Records supplied.
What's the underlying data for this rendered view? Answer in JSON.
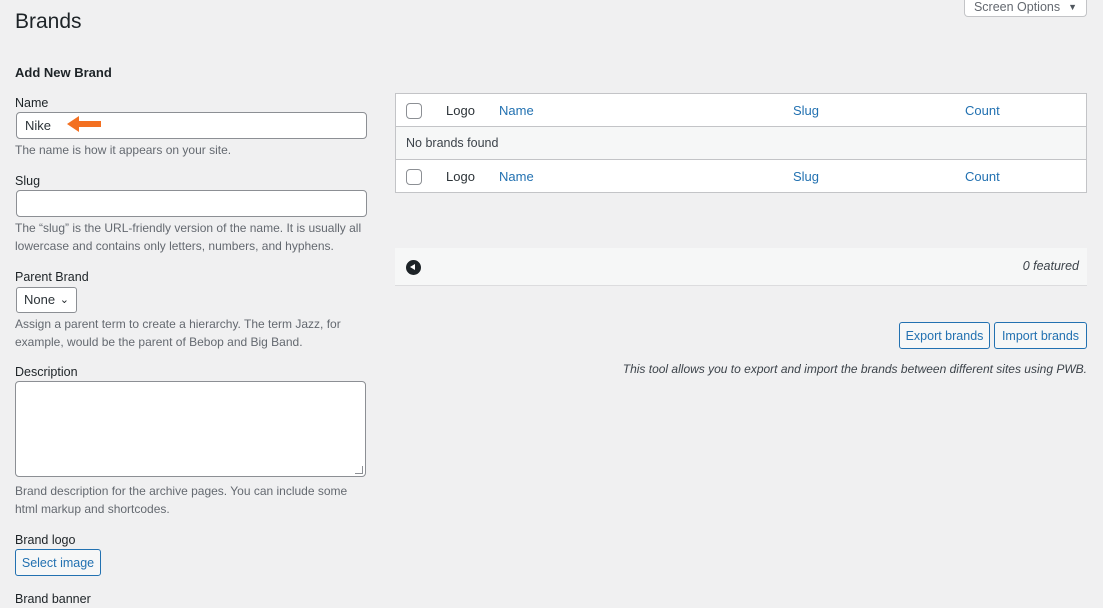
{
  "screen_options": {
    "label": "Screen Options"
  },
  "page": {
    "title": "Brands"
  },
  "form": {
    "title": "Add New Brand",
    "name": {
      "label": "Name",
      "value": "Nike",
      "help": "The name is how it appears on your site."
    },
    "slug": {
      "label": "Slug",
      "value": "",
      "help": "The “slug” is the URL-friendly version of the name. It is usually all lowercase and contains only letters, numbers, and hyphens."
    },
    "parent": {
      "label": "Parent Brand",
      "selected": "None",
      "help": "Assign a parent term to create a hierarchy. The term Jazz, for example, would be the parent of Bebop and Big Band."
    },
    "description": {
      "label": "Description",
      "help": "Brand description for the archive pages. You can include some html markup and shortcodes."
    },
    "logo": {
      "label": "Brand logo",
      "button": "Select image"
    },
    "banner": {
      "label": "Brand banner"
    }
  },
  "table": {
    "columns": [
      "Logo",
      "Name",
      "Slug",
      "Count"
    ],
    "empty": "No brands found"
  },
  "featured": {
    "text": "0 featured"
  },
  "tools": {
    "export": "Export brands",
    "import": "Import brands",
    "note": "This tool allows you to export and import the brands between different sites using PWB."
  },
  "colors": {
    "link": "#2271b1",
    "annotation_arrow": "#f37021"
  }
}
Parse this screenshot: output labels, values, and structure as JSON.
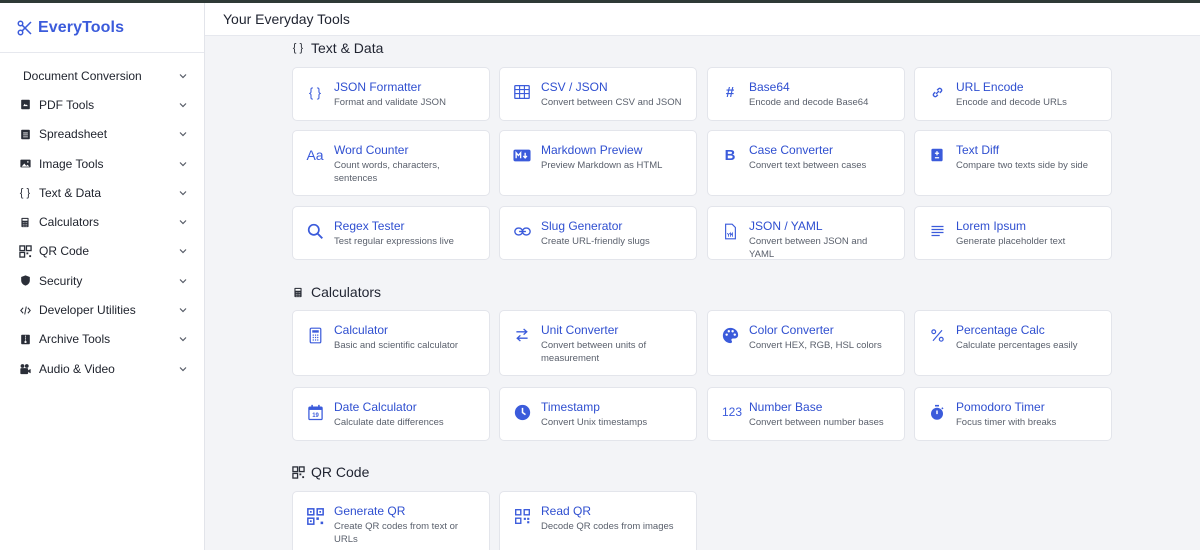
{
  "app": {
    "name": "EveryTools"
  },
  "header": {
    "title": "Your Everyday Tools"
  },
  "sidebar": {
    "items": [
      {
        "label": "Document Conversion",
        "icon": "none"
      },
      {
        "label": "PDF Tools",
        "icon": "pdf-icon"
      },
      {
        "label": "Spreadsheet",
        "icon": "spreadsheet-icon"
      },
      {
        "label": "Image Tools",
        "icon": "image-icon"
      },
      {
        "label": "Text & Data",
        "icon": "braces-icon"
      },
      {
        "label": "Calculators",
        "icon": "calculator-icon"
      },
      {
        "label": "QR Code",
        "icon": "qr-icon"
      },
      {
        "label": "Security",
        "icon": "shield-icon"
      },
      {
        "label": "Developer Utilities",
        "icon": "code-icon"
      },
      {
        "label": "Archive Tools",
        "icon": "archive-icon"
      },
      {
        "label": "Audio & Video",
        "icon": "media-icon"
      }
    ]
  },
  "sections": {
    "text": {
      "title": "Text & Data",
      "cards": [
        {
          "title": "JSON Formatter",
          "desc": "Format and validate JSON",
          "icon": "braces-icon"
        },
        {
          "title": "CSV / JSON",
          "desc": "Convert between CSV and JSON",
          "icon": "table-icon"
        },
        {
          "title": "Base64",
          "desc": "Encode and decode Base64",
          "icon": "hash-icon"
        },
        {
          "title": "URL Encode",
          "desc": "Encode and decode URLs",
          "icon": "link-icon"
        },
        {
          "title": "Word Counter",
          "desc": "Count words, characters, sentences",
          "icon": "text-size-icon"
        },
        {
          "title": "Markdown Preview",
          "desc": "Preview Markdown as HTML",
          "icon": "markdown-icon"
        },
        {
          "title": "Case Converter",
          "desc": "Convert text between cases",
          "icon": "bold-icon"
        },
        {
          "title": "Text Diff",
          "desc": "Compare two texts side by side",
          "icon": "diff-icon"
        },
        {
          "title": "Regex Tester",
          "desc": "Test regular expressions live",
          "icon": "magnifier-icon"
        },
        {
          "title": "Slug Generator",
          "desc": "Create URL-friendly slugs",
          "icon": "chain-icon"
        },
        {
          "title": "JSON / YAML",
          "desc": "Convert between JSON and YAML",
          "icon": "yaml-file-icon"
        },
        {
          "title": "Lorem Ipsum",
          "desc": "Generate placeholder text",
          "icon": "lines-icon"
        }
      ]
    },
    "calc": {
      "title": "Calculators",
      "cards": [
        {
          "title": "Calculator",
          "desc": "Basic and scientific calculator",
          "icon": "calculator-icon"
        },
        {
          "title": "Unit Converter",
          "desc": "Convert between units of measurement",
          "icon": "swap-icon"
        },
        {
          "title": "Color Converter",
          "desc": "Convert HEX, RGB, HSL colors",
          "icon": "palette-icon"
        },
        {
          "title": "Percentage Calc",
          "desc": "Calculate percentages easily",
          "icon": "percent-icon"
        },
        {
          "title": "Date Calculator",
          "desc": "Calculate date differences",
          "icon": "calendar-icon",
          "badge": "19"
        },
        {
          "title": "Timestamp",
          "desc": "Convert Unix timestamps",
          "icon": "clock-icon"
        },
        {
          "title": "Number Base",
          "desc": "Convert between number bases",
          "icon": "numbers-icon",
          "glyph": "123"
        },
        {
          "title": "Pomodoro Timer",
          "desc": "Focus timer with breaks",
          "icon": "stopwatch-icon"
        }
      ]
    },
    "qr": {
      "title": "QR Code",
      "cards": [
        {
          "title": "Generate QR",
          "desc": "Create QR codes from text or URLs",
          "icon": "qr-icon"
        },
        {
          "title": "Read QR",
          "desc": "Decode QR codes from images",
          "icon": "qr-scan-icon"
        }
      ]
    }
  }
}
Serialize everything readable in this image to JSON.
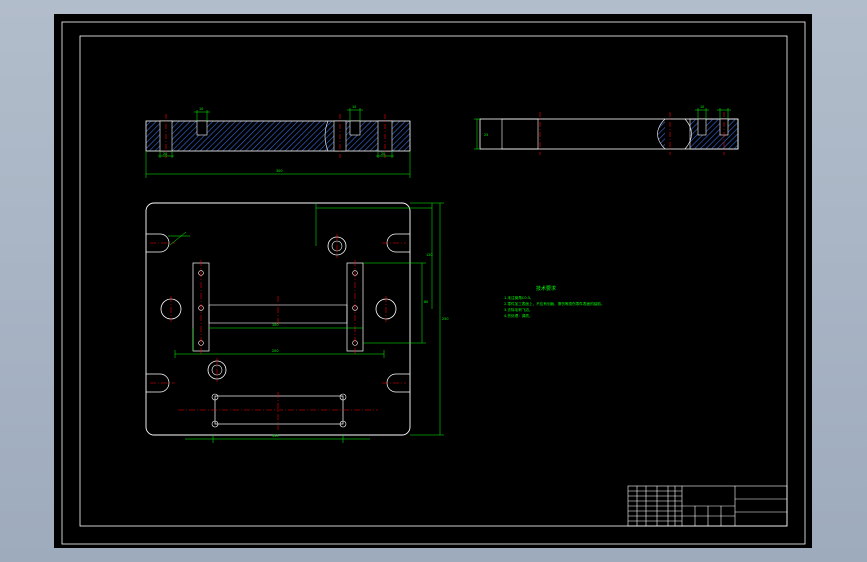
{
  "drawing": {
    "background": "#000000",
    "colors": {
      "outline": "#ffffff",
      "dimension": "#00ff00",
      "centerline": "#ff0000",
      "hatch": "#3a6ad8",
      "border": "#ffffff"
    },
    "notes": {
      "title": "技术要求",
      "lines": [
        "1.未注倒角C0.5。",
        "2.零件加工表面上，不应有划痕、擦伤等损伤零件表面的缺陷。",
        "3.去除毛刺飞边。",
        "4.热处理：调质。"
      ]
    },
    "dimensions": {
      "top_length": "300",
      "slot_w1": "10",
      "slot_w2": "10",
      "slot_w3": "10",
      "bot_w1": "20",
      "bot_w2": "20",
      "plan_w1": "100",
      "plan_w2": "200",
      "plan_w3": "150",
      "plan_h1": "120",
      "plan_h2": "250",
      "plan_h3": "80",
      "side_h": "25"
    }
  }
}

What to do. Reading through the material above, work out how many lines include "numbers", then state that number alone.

Task solution. 2